“Riot,” she said. “Sorry that this is so sudden, but can I steal you for a min?”


“Sure,” Riot said. “Even two if you like.”


“Great,” Melanie said, holding the door open. Riot nodded to her mom as she shuffled out, blanket in tow.


“Bye honey,” her mom said, a tremor in her voice.


Riot ambled after Melanie in the hall, and the press secretary tapped quickly ahead of her.


“What’s the rush?” Riot said.


“For a start, we need to get you dressed,” Melanie said, turning to her, and glancing around the hall. “Apparently, we’re getting a surprise visit from Lady Ethel Mallory.”



Outro - Enemies

Enemies. It is an easy lie, a tempting belief, that life exists only to survive. Although that is why life evolves, it exists to be alive. To live for the sake of living, and to experience everything there is within the confines of our first light and our final darkness. To love and to lose, to embrace others and be embraced, to care for those who cannot possibly repay you, to whisper a story into the darkness when there is no other comfort to be had.


What is an enemy, then, but one whose fear for food, for thirst, for safety, for acceptance, reigns over kindness. Perhaps the greatest fear of all is of being purposeless—that if no one stands in the sky to tell you how to be, that you have no reason to be at all.


You are alive. That is purpose, and in embracing it you may find not enemies but fellow travellers, falling alongside you back into dust.

Until all your enemies have fallen, I am your loyal host Nikignik, waiting antagonistically for your return to the Hallowoods.



The bonus story that goes with this episode is called 'Good Health, and is available on the Hello From The Hallowoods Patreon.

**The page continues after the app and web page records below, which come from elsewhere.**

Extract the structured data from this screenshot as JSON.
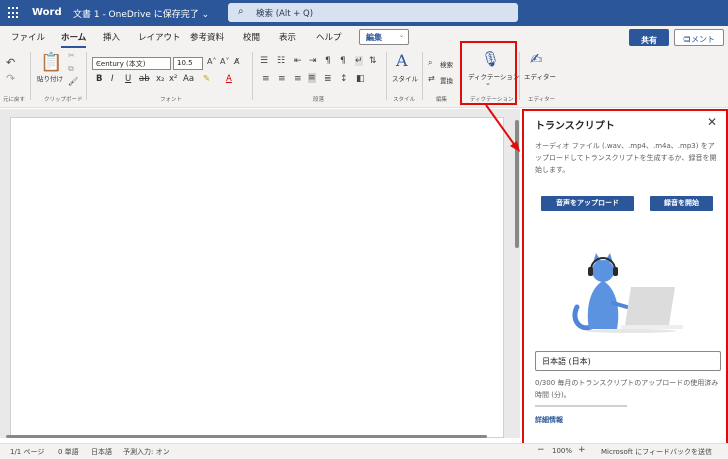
{
  "titlebar": {
    "app_name": "Word",
    "doc_title": "文書 1 - OneDrive に保存完了 ⌄",
    "search_icon": "search-icon",
    "search_placeholder": "検索 (Alt + Q)"
  },
  "tabs": {
    "items": [
      "ファイル",
      "ホーム",
      "挿入",
      "レイアウト",
      "参考資料",
      "校閲",
      "表示",
      "ヘルプ"
    ],
    "active": "ホーム",
    "edit_mode": "編集",
    "share": "共有",
    "comment": "コメント"
  },
  "ribbon": {
    "undo_label": "元に戻す",
    "paste_label": "貼り付け",
    "clipboard_label": "クリップボード",
    "font_name": "Century (本文)",
    "font_size": "10.5",
    "font_group_label": "フォント",
    "paragraph_label": "段落",
    "style_button": "スタイル",
    "style_group_label": "スタイル",
    "find_label": "検索",
    "replace_label": "置換",
    "edit_group_label": "編集",
    "dictation_button": "ディクテーション",
    "dictation_group_label": "ディクテーション",
    "editor_button": "エディター",
    "editor_group_label": "エディター",
    "format_buttons": [
      "B",
      "I",
      "U",
      "ab",
      "x₂",
      "x²",
      "Aa",
      "A"
    ]
  },
  "transcript_pane": {
    "title": "トランスクリプト",
    "description": "オーディオ ファイル (.wav、.mp4、.m4a、.mp3) をアップロードしてトランスクリプトを生成するか、録音を開始します。",
    "upload_button": "音声をアップロード",
    "record_button": "録音を開始",
    "language": "日本語 (日本)",
    "usage_text": "0/300 毎月のトランスクリプトのアップロードの使用済み時間 (分)。",
    "usage_fraction": 0.0,
    "more_info": "詳細情報"
  },
  "statusbar": {
    "page": "1/1 ページ",
    "words": "0 単語",
    "language": "日本語",
    "prediction": "予測入力: オン",
    "zoom": "100%",
    "feedback": "Microsoft にフィードバックを送信"
  },
  "colors": {
    "brand": "#2b579a",
    "highlight_red": "#e00b0b"
  }
}
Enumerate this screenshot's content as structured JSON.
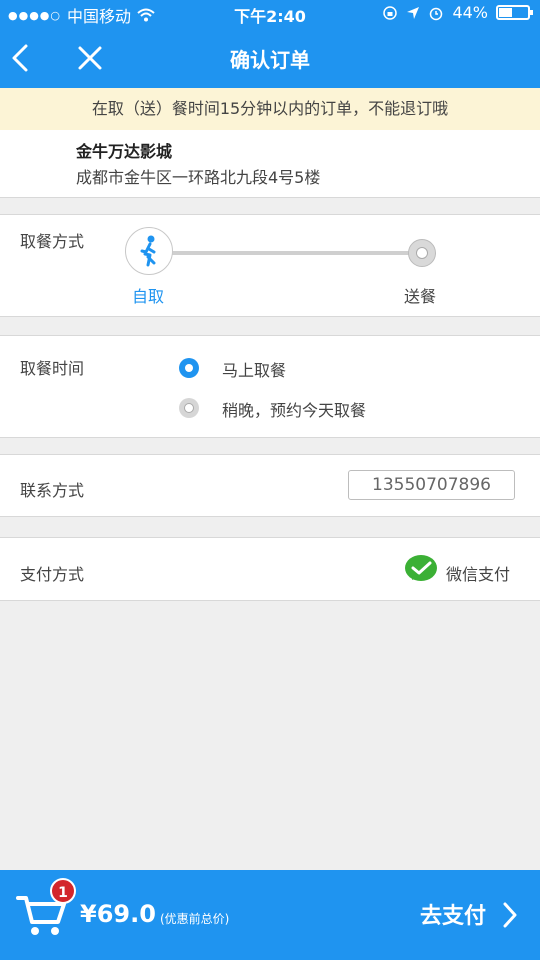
{
  "status_bar": {
    "signal": "●●●●○",
    "carrier": "中国移动",
    "wifi_icon": "wifi-icon",
    "time": "下午2:40",
    "battery": "44%",
    "battery_level": 0.44
  },
  "nav": {
    "back_icon": "chevron-left-icon",
    "close_icon": "close-icon",
    "title": "确认订单"
  },
  "notice": "在取（送）餐时间15分钟以内的订单，不能退订哦",
  "store": {
    "name": "金牛万达影城",
    "address": "成都市金牛区一环路北九段4号5楼"
  },
  "pickup": {
    "label": "取餐方式",
    "options": [
      "自取",
      "送餐"
    ],
    "selected": "自取"
  },
  "pickup_time": {
    "label": "取餐时间",
    "options": [
      "马上取餐",
      "稍晚，预约今天取餐"
    ],
    "selected": "马上取餐"
  },
  "contact": {
    "label": "联系方式",
    "phone": "13550707896"
  },
  "payment": {
    "label": "支付方式",
    "method": "微信支付"
  },
  "bottom": {
    "cart_count": "1",
    "price": "¥69.0",
    "price_note": "(优惠前总价)",
    "pay_button": "去支付"
  },
  "colors": {
    "primary": "#1f94f0",
    "notice_bg": "#fcf4d6",
    "badge": "#d3262b",
    "wechat": "#3bb035"
  }
}
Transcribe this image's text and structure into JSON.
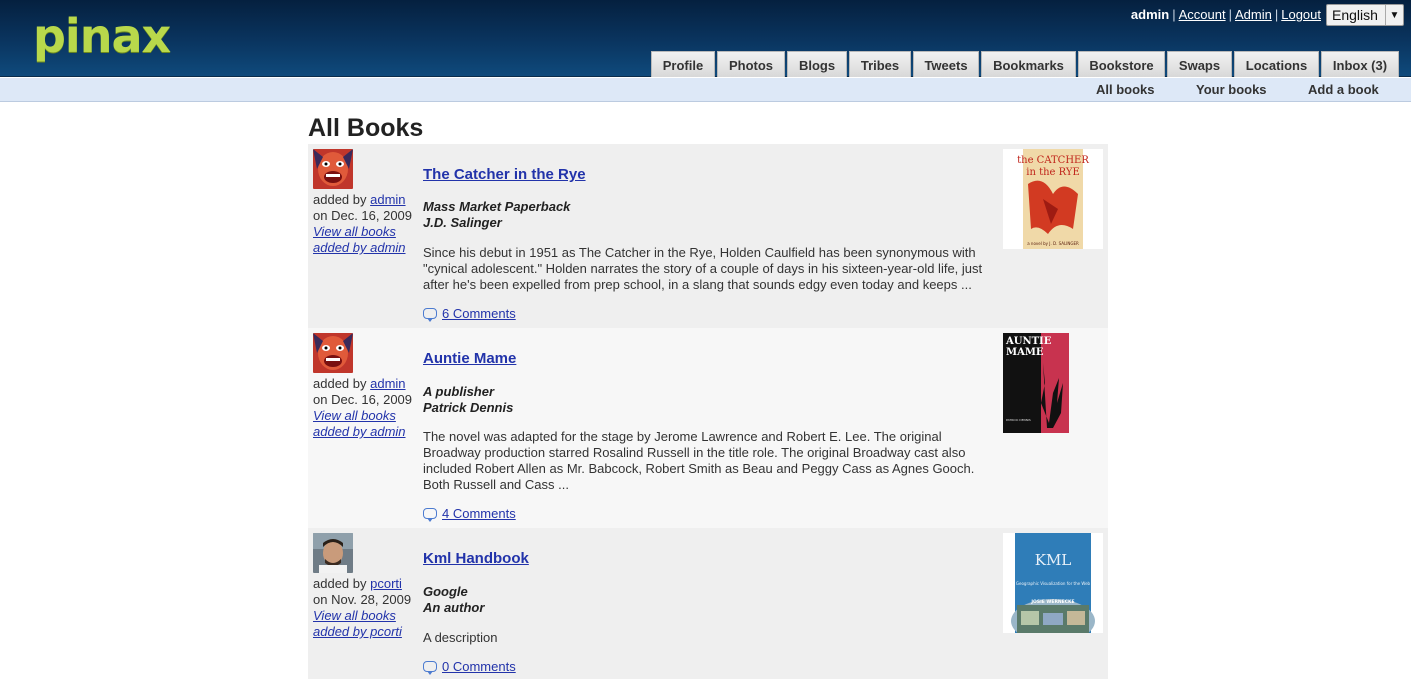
{
  "header": {
    "logo": "pinax",
    "username": "admin",
    "links": [
      "Account",
      "Admin",
      "Logout"
    ],
    "language": "English"
  },
  "tabs": [
    "Profile",
    "Photos",
    "Blogs",
    "Tribes",
    "Tweets",
    "Bookmarks",
    "Bookstore",
    "Swaps",
    "Locations",
    "Inbox (3)"
  ],
  "subnav": [
    "All books",
    "Your books",
    "Add a book"
  ],
  "page_title": "All Books",
  "books": [
    {
      "title": "The Catcher in the Rye",
      "publisher": "Mass Market Paperback",
      "author": "J.D. Salinger",
      "description": "Since his debut in 1951 as The Catcher in the Rye, Holden Caulfield has been synonymous with \"cynical adolescent.\" Holden narrates the story of a couple of days in his sixteen-year-old life, just after he's been expelled from prep school, in a slang that sounds edgy even today and keeps ...",
      "added_by_prefix": "added by",
      "added_by": "admin",
      "date": "on Dec. 16, 2009",
      "view_all": "View all books",
      "added_by_link": "added by admin",
      "comments": "6 Comments",
      "cover_title": "the CATCHER in the RYE",
      "cover_author": "a novel by J. D. SALINGER"
    },
    {
      "title": "Auntie Mame",
      "publisher": "A publisher",
      "author": "Patrick Dennis",
      "description": "The novel was adapted for the stage by Jerome Lawrence and Robert E. Lee. The original Broadway production starred Rosalind Russell in the title role. The original Broadway cast also included Robert Allen as Mr. Babcock, Robert Smith as Beau and Peggy Cass as Agnes Gooch. Both Russell and Cass ...",
      "added_by_prefix": "added by",
      "added_by": "admin",
      "date": "on Dec. 16, 2009",
      "view_all": "View all books",
      "added_by_link": "added by admin",
      "comments": "4 Comments",
      "cover_title": "AUNTIE MAME",
      "cover_author": "PATRICK DENNIS"
    },
    {
      "title": "Kml Handbook",
      "publisher": "Google",
      "author": "An author",
      "description": "A description",
      "added_by_prefix": "added by",
      "added_by": "pcorti",
      "date": "on Nov. 28, 2009",
      "view_all": "View all books",
      "added_by_link": "added by pcorti",
      "comments": "0 Comments",
      "cover_title": "KML",
      "cover_author": "JOSIE WERNECKE"
    }
  ],
  "colors": {
    "header_dark": "#05203f",
    "logo_green": "#b9d84b",
    "subnav_bg": "#dde8f7",
    "link_blue": "#2233aa"
  }
}
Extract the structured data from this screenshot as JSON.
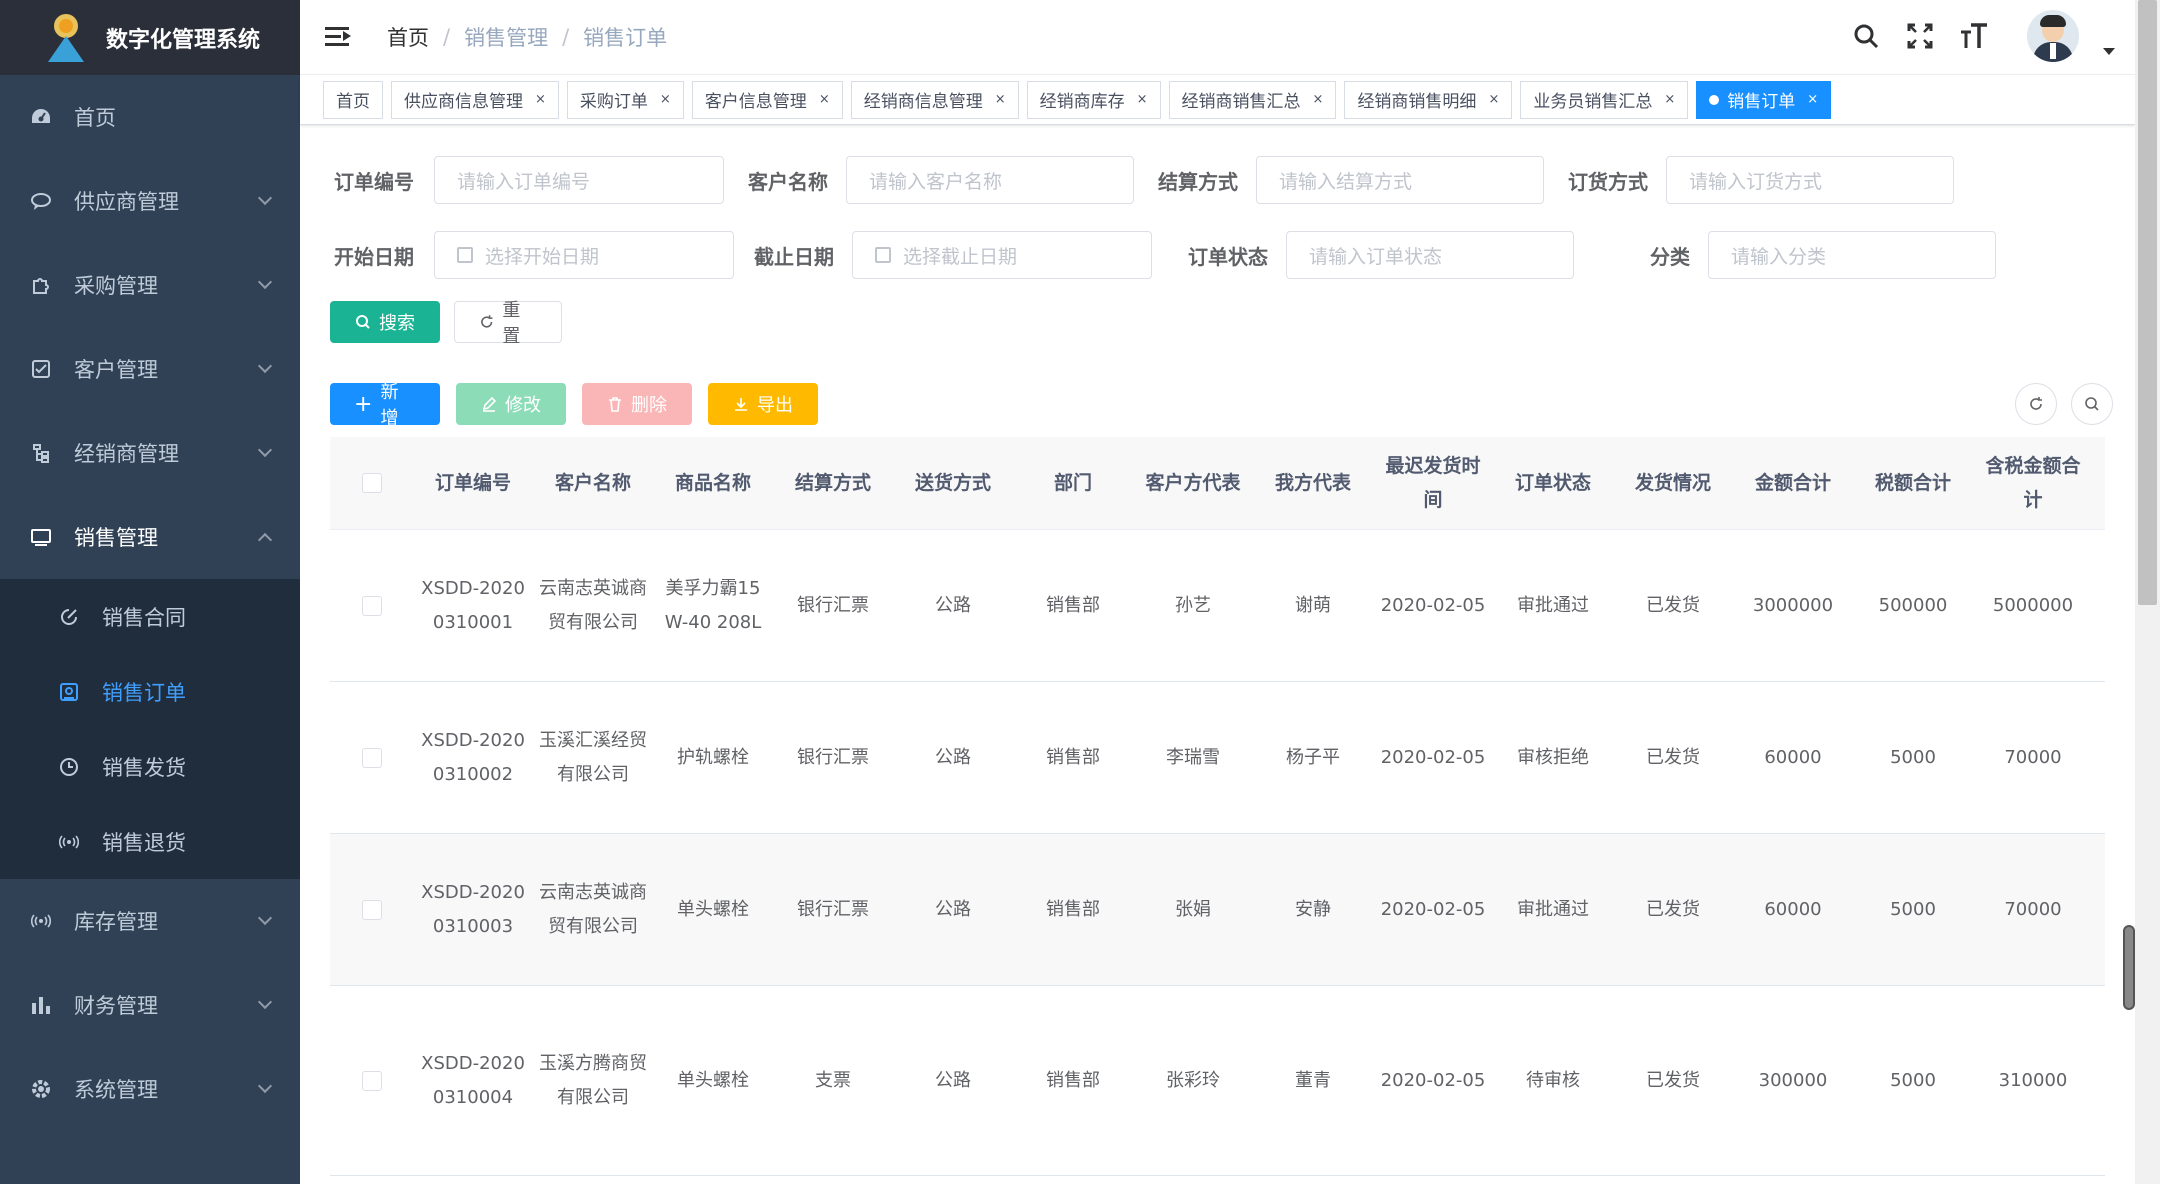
{
  "app": {
    "title": "数字化管理系统"
  },
  "sidebar": {
    "items": [
      {
        "label": "首页",
        "icon": "dashboard-icon"
      },
      {
        "label": "供应商管理",
        "icon": "chat-icon"
      },
      {
        "label": "采购管理",
        "icon": "puzzle-icon"
      },
      {
        "label": "客户管理",
        "icon": "checkbox-icon"
      },
      {
        "label": "经销商管理",
        "icon": "tree-icon"
      },
      {
        "label": "销售管理",
        "icon": "monitor-icon"
      }
    ],
    "sub_items": [
      {
        "label": "销售合同",
        "icon": "edit-icon"
      },
      {
        "label": "销售订单",
        "icon": "order-icon"
      },
      {
        "label": "销售发货",
        "icon": "clock-icon"
      },
      {
        "label": "销售退货",
        "icon": "signal-icon"
      }
    ],
    "bottom_items": [
      {
        "label": "库存管理",
        "icon": "signal-icon"
      },
      {
        "label": "财务管理",
        "icon": "chart-icon"
      },
      {
        "label": "系统管理",
        "icon": "gear-icon"
      }
    ]
  },
  "breadcrumb": {
    "home": "首页",
    "level1": "销售管理",
    "level2": "销售订单",
    "sep": "/"
  },
  "tags": [
    {
      "label": "首页"
    },
    {
      "label": "供应商信息管理"
    },
    {
      "label": "采购订单"
    },
    {
      "label": "客户信息管理"
    },
    {
      "label": "经销商信息管理"
    },
    {
      "label": "经销商库存"
    },
    {
      "label": "经销商销售汇总"
    },
    {
      "label": "经销商销售明细"
    },
    {
      "label": "业务员销售汇总"
    },
    {
      "label": "销售订单"
    }
  ],
  "tag_close": "×",
  "filters": {
    "order_no": {
      "label": "订单编号",
      "placeholder": "请输入订单编号"
    },
    "customer": {
      "label": "客户名称",
      "placeholder": "请输入客户名称"
    },
    "settlement": {
      "label": "结算方式",
      "placeholder": "请输入结算方式"
    },
    "order_method": {
      "label": "订货方式",
      "placeholder": "请输入订货方式"
    },
    "start_date": {
      "label": "开始日期",
      "placeholder": "选择开始日期"
    },
    "end_date": {
      "label": "截止日期",
      "placeholder": "选择截止日期"
    },
    "status": {
      "label": "订单状态",
      "placeholder": "请输入订单状态"
    },
    "category": {
      "label": "分类",
      "placeholder": "请输入分类"
    }
  },
  "buttons": {
    "search": "搜索",
    "reset": "重置",
    "add": "新增",
    "edit": "修改",
    "delete": "删除",
    "export": "导出"
  },
  "table": {
    "columns": [
      "订单编号",
      "客户名称",
      "商品名称",
      "结算方式",
      "送货方式",
      "部门",
      "客户方代表",
      "我方代表",
      "最迟发货时间",
      "订单状态",
      "发货情况",
      "金额合计",
      "税额合计",
      "含税金额合计"
    ],
    "rows": [
      [
        "XSDD-20200310001",
        "云南志英诚商贸有限公司",
        "美孚力霸15W-40 208L",
        "银行汇票",
        "公路",
        "销售部",
        "孙艺",
        "谢萌",
        "2020-02-05",
        "审批通过",
        "已发货",
        "3000000",
        "500000",
        "5000000"
      ],
      [
        "XSDD-20200310002",
        "玉溪汇溪经贸有限公司",
        "护轨螺栓",
        "银行汇票",
        "公路",
        "销售部",
        "李瑞雪",
        "杨子平",
        "2020-02-05",
        "审核拒绝",
        "已发货",
        "60000",
        "5000",
        "70000"
      ],
      [
        "XSDD-20200310003",
        "云南志英诚商贸有限公司",
        "单头螺栓",
        "银行汇票",
        "公路",
        "销售部",
        "张娟",
        "安静",
        "2020-02-05",
        "审批通过",
        "已发货",
        "60000",
        "5000",
        "70000"
      ],
      [
        "XSDD-20200310004",
        "玉溪方腾商贸有限公司",
        "单头螺栓",
        "支票",
        "公路",
        "销售部",
        "张彩玲",
        "董青",
        "2020-02-05",
        "待审核",
        "已发货",
        "300000",
        "5000",
        "310000"
      ]
    ]
  },
  "colors": {
    "sidebar_bg": "#304156",
    "active": "#409eff",
    "teal": "#1ab394",
    "primary": "#1890ff"
  }
}
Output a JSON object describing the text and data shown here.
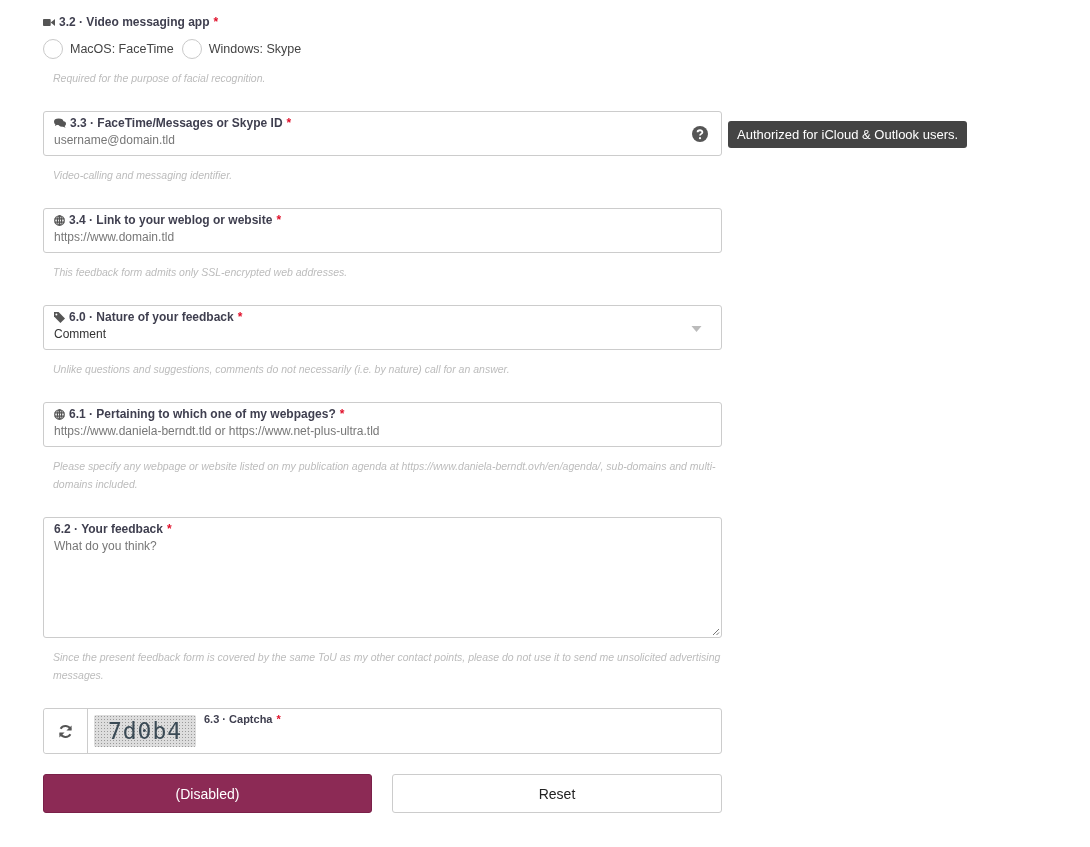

Consider joining for access to all the show's bonus stories, behind-the-scenes and more!